Extracted data entries:
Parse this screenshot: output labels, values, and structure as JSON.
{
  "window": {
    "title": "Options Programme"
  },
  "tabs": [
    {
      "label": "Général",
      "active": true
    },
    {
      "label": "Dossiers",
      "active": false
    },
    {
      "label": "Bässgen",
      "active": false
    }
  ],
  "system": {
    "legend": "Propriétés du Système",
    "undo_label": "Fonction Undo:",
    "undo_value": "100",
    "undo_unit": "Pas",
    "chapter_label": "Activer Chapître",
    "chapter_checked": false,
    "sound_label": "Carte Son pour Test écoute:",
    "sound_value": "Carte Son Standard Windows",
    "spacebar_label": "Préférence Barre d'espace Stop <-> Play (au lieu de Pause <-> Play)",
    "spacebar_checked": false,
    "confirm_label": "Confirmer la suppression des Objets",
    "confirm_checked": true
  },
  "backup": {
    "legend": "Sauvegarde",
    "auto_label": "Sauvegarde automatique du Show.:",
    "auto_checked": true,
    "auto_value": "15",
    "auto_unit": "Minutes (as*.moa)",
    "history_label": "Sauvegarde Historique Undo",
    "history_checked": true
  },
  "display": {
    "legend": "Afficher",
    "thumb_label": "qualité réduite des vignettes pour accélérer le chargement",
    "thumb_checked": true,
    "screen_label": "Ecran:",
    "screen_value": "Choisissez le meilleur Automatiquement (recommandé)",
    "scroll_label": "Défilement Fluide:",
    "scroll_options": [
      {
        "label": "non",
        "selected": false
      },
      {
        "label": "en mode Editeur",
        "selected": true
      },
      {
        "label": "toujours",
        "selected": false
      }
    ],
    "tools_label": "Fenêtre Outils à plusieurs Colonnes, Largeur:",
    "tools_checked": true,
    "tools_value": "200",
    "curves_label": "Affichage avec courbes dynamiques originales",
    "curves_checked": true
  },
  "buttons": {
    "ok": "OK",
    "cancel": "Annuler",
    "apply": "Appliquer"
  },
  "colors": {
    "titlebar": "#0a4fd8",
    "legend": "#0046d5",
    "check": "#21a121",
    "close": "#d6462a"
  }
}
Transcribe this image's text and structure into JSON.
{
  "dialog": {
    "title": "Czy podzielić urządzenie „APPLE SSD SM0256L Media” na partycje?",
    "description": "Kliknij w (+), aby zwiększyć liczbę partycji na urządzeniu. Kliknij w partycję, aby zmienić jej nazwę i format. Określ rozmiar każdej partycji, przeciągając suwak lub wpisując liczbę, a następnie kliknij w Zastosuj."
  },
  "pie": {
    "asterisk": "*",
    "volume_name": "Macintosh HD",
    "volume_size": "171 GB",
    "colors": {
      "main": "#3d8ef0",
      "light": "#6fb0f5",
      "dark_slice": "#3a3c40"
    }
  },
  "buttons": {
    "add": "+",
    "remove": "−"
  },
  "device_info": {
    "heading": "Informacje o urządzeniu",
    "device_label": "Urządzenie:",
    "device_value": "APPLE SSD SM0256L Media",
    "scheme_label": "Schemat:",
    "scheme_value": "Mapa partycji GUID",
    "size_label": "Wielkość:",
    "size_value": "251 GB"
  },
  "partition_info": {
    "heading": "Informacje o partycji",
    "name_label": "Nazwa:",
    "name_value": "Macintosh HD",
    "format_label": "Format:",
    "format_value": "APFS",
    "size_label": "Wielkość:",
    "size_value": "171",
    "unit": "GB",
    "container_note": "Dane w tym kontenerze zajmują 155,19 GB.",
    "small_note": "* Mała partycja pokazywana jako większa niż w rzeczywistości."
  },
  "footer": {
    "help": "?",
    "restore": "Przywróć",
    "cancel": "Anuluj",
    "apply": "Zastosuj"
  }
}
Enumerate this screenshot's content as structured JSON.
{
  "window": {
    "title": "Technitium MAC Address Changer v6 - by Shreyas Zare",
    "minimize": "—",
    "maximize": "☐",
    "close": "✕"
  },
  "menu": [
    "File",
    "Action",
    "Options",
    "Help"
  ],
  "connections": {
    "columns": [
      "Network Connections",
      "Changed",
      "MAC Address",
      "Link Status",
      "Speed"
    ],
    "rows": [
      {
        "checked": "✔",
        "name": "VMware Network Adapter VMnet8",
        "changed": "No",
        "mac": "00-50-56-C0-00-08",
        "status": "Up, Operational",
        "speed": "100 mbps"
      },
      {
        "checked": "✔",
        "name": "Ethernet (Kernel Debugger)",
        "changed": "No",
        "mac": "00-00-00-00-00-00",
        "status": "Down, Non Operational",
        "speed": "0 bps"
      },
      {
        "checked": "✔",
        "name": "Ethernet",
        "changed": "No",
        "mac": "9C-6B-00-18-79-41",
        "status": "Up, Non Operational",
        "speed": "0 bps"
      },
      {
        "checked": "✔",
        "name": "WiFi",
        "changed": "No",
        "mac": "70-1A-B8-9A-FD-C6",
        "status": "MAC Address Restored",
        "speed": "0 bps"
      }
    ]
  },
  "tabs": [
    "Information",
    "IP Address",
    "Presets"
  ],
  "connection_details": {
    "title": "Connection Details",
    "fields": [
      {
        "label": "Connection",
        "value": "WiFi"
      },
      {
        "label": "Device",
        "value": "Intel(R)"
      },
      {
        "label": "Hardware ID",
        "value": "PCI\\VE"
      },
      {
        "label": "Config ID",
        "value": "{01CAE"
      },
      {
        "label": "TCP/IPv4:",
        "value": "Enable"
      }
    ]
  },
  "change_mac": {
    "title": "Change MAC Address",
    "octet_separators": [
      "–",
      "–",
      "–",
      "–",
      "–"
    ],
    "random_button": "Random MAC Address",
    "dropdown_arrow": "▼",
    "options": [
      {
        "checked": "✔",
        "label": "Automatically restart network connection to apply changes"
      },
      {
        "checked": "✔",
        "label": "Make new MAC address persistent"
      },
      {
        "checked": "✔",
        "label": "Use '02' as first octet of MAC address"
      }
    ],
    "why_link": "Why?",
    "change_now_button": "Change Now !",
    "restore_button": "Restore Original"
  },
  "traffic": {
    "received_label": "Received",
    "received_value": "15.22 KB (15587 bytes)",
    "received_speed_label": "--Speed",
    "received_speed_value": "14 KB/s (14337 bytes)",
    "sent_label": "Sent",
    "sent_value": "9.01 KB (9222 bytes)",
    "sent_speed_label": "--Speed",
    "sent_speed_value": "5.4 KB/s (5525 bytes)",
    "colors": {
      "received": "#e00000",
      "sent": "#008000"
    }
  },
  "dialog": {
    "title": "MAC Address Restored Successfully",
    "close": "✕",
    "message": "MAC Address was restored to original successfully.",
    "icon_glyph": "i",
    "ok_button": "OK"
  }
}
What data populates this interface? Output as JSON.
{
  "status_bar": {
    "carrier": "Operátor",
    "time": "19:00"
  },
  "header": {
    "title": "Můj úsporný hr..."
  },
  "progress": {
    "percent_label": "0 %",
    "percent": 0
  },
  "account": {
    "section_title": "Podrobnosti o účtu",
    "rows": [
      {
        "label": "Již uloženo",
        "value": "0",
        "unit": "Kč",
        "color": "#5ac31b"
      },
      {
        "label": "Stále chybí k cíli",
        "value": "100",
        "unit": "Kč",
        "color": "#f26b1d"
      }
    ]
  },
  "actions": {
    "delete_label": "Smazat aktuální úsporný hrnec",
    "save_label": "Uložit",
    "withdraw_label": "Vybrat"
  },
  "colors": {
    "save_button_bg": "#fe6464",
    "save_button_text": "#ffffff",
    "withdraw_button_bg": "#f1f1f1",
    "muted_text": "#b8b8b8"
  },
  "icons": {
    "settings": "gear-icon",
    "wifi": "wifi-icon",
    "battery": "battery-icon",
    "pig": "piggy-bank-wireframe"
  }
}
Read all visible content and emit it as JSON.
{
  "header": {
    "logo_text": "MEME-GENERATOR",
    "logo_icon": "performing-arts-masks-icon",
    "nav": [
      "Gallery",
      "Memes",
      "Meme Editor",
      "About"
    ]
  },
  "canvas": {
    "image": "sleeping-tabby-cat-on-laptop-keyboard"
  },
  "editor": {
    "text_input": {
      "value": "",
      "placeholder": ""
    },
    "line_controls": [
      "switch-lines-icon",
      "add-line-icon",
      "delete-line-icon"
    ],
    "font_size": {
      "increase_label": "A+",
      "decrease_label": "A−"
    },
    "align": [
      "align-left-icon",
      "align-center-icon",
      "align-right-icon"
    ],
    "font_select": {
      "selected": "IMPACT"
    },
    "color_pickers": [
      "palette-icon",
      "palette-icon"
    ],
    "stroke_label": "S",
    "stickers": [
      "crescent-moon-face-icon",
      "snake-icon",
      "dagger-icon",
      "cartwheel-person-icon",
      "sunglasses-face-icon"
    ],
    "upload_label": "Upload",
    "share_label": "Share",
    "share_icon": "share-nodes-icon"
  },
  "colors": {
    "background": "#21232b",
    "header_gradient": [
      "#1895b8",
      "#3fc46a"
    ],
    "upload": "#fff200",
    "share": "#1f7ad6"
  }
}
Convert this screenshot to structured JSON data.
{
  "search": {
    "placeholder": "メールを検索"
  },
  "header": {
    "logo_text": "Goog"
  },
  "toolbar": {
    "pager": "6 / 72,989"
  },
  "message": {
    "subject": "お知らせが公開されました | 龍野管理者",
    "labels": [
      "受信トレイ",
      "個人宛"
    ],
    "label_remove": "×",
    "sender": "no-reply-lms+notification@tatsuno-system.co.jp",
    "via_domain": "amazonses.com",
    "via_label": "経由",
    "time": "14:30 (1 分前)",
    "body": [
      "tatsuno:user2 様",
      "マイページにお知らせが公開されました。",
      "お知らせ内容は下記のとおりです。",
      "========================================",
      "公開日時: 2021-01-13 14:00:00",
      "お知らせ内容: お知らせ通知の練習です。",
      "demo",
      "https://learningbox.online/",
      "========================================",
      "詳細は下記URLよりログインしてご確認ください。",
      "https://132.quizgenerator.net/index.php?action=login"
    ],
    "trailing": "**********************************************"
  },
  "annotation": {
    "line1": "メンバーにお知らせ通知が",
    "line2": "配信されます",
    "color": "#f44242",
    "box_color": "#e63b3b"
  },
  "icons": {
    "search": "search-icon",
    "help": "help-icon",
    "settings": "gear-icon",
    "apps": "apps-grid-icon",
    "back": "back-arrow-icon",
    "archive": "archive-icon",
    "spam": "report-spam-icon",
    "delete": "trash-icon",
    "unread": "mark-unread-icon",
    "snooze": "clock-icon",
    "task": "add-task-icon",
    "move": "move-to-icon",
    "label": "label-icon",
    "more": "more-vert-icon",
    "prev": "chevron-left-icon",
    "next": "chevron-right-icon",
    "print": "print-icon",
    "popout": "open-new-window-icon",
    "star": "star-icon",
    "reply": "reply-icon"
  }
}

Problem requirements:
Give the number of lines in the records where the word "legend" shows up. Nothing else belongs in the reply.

Output of the exercise:
4